## Goal of the exercise:
From the line with "Parse this screenshot: output" to the line with "Give me the", output every line below exactly, both ends included. Skip the pictures.

Available records below:

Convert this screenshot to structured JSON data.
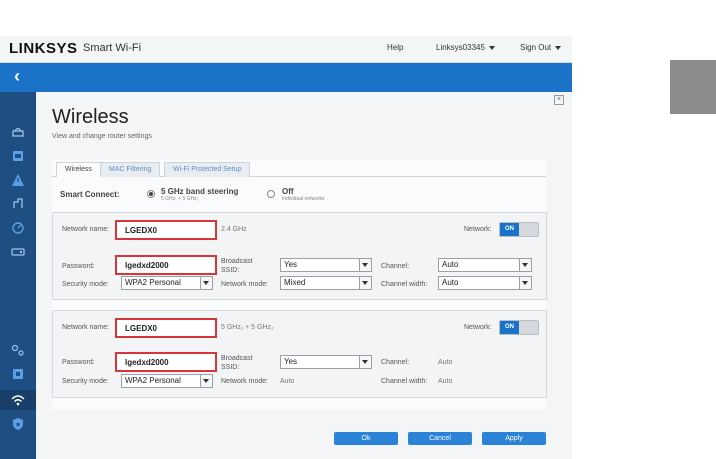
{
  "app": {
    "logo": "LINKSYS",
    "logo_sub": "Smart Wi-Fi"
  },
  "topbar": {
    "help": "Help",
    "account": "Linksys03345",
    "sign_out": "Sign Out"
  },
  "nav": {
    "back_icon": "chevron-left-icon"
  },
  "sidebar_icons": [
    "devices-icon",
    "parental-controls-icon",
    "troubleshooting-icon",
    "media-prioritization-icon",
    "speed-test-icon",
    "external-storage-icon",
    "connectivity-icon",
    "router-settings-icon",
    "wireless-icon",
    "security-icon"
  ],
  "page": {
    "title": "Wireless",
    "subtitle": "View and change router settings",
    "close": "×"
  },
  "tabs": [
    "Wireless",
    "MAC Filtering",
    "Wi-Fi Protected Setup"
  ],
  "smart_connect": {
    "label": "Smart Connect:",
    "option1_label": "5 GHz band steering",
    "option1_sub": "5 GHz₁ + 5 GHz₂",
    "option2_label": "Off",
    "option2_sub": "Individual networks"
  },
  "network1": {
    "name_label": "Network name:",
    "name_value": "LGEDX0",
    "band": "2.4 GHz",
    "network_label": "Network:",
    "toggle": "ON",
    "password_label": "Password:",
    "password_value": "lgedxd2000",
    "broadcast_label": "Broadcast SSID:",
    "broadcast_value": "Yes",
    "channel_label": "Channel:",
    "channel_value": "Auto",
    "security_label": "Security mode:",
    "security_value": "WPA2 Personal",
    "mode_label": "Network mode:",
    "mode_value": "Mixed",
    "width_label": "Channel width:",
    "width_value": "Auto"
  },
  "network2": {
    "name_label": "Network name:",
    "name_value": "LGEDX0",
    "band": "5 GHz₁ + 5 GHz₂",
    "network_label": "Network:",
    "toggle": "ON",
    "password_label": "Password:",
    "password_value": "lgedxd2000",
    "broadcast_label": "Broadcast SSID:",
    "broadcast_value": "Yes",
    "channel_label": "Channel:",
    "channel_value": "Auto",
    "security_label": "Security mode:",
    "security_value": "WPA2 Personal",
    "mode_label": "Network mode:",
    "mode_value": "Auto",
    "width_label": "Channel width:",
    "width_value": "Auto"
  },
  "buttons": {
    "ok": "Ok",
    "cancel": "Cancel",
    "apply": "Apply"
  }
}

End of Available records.
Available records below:

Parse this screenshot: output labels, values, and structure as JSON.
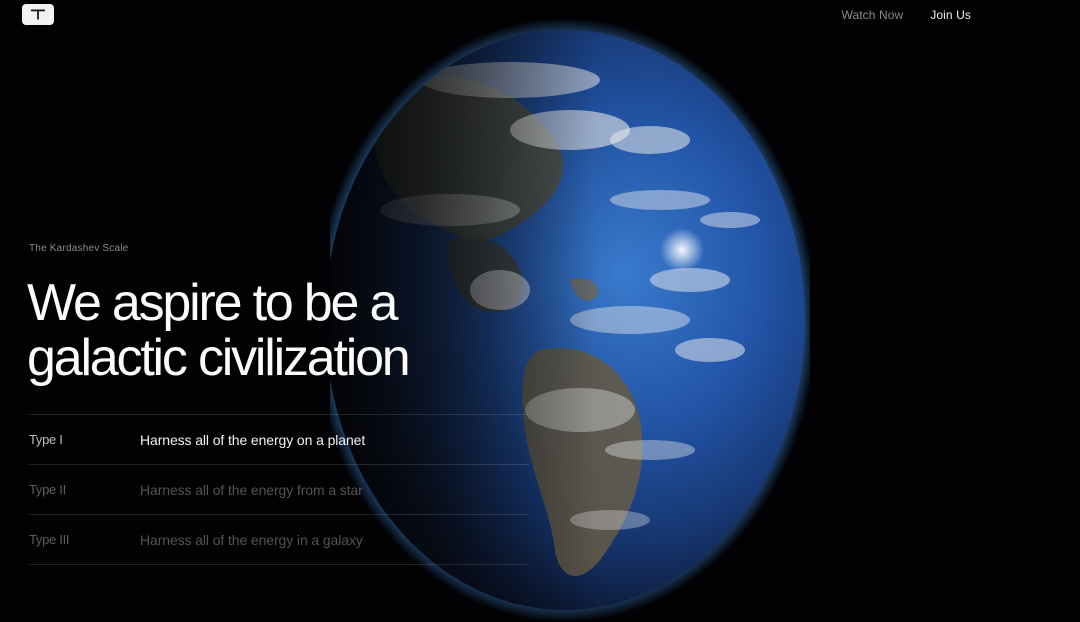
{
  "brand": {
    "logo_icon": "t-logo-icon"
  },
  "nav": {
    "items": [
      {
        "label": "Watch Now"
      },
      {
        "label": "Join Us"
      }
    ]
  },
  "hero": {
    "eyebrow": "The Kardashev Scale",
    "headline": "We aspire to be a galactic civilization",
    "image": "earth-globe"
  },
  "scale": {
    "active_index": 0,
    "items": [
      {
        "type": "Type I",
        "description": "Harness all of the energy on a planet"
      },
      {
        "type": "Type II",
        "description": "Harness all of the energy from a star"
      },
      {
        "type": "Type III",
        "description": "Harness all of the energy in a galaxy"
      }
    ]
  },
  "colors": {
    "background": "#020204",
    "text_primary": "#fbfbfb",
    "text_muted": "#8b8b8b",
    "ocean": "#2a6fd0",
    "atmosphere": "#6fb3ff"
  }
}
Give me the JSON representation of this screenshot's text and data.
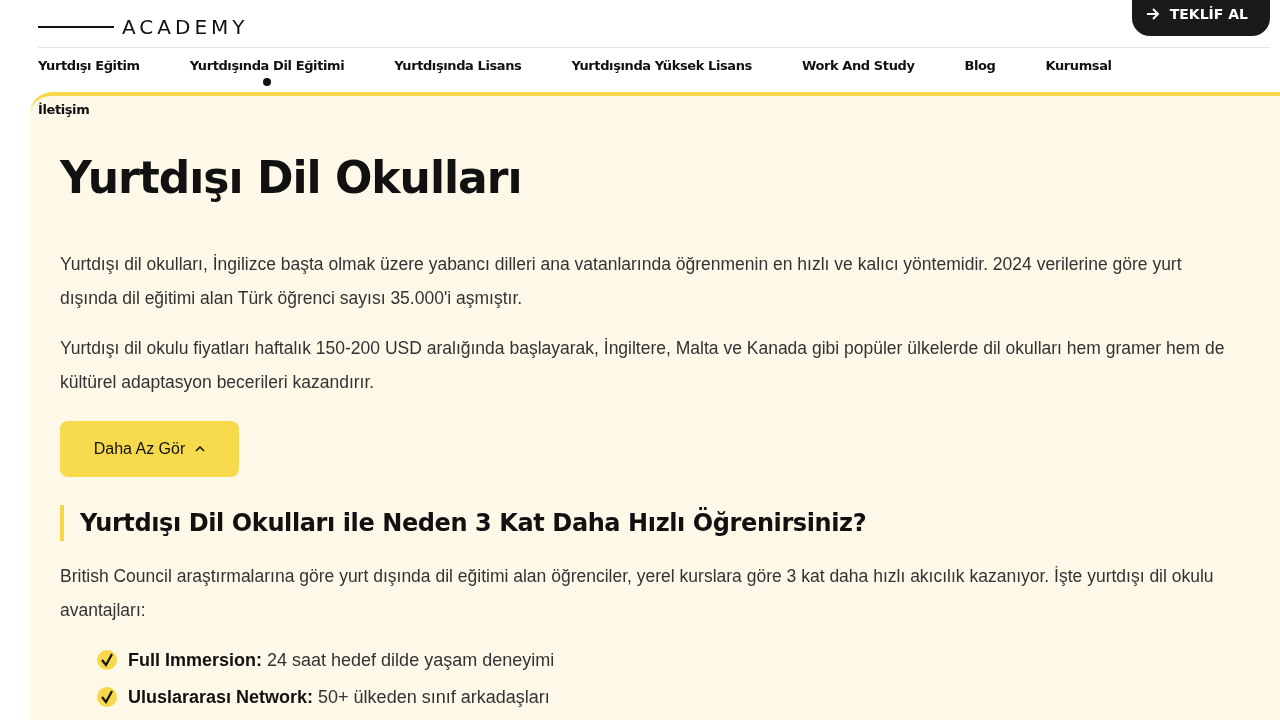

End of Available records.

## Answer space:
Parse this screenshot: output labels, values, and structure as JSON.
{
  "brand": {
    "logo_icon": "t-logo-icon"
  },
  "nav": {
    "items": [
      {
        "label": "Watch Now"
      },
      {
        "label": "Join Us"
      }
    ]
  },
  "hero": {
    "eyebrow": "The Kardashev Scale",
    "headline": "We aspire to be a galactic civilization",
    "image": "earth-globe"
  },
  "scale": {
    "active_index": 0,
    "items": [
      {
        "type": "Type I",
        "description": "Harness all of the energy on a planet"
      },
      {
        "type": "Type II",
        "description": "Harness all of the energy from a star"
      },
      {
        "type": "Type III",
        "description": "Harness all of the energy in a galaxy"
      }
    ]
  },
  "colors": {
    "background": "#020204",
    "text_primary": "#fbfbfb",
    "text_muted": "#8b8b8b",
    "ocean": "#2a6fd0",
    "atmosphere": "#6fb3ff"
  }
}
Give me the JSON representation of this screenshot's text and data.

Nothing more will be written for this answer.